A five year olds favourite joke and how does humour develop in babies?
And closing this monthís show, how funny is this?...
Sam - I'm Sam and I'm 5 years old. What did the path say to the wall?
Hannah - I donít know. What did the path say to the wall?
Sam - I like your style.
Hannah - Funny, funny. Now, weíve all had our favourites, usually terrible jokes as children, but how does humour develop? How does laughter develop in the younger child? We turn to Dr. Caspar Addyman from Birkbeck University London to find out what keeps him fired up about his research.
Caspar - So, I've been a developmental psychology and studying babies for a long time and most of the time when weíre doing that, weíre actually making a baby bored. We show them the same thing over and over again, and then we show them something slightly different and see if they stop being bored. That's great for doing a controlled scientific study of how babies learn, but it doesnít capture the most fun thing about babies which is that, they laugh more than we do and at everything.
I was interested in seeing if this would give us a different perspective on what babies learn. So obviously, you and I laugh when we find something funny. Also, when you get the joke and that means the ability to spot that there's something slightly unusual about this joke or this situation.
And so, I wanted to see does that also apply to babies. Does what they laugh at map on to what they understand with different ages. So, we did this big internet survey. Weíve had 500 parents tell us about their babies so far and so far, we find two big main findings.
Firstly, that laughter does sort of follow this clear development that little moments of things that babies understand. So, dog going meow is not very funny until you understand that dogs are supposed to go woof! So, very young babies donít get that. In fact, the best way to make a 3 to 6-month old baby laugh is to just dangle them upside down because some reason that seems to be their Ė they may find most hilarious.
The other big thing we found and which is found in adult laughter research is that laughter isnít just about humour and jokes. Itís a very social process. The bonding between mother and child is like an essential part of that very early development, the fact that babies have this amazing charisma and ability to make us laugh sort of sticks out a little bit about how laughter and humour works in adults.
If you look at a good entertaining person, there are jokes there, but itís also just that we find them a really charming and charismatic person and that we want to share in the delight that they're showing with us.
That's certainly something that we see between the mother and the baby.
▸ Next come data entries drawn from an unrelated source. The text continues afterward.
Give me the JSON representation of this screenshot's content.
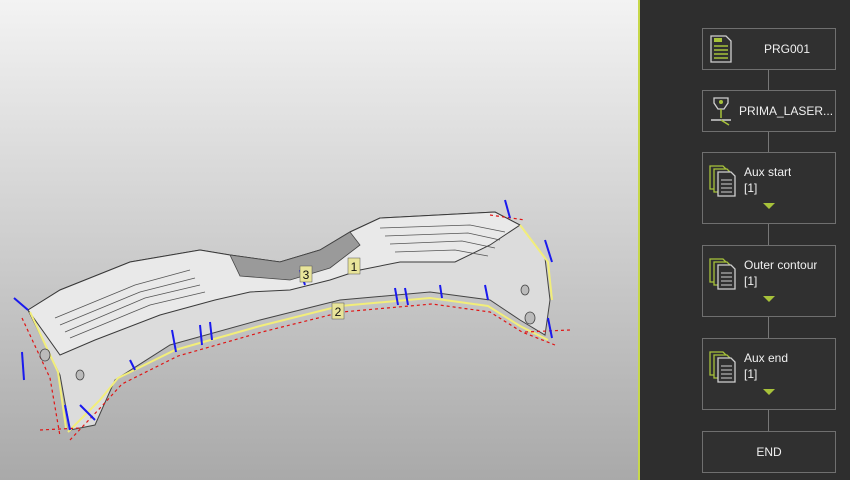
{
  "viewport": {
    "markers": [
      "1",
      "2",
      "3"
    ]
  },
  "flow": {
    "program": {
      "label": "PRG001",
      "icon": "program-file-icon"
    },
    "machine": {
      "label": "PRIMA_LASER...",
      "icon": "laser-head-icon"
    },
    "steps": [
      {
        "label": "Aux start",
        "count": "[1]",
        "icon": "multi-page-icon"
      },
      {
        "label": "Outer contour",
        "count": "[1]",
        "icon": "multi-page-icon"
      },
      {
        "label": "Aux end",
        "count": "[1]",
        "icon": "multi-page-icon"
      }
    ],
    "end": {
      "label": "END"
    }
  },
  "colors": {
    "accent": "#a7c23a",
    "panel": "#2e2e2e",
    "node_border": "#6f6f6f",
    "toolpath_blue": "#1a1aee",
    "toolpath_red": "#e01515",
    "contour_yellow": "#f2ee7a"
  }
}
A baby, it starts laughing at something but then that sets everybody else laughing, and itís a very much a back and forth process and a social process.
Hannah - Thanks to Dr. Caspar Addyman from Birkbeck London.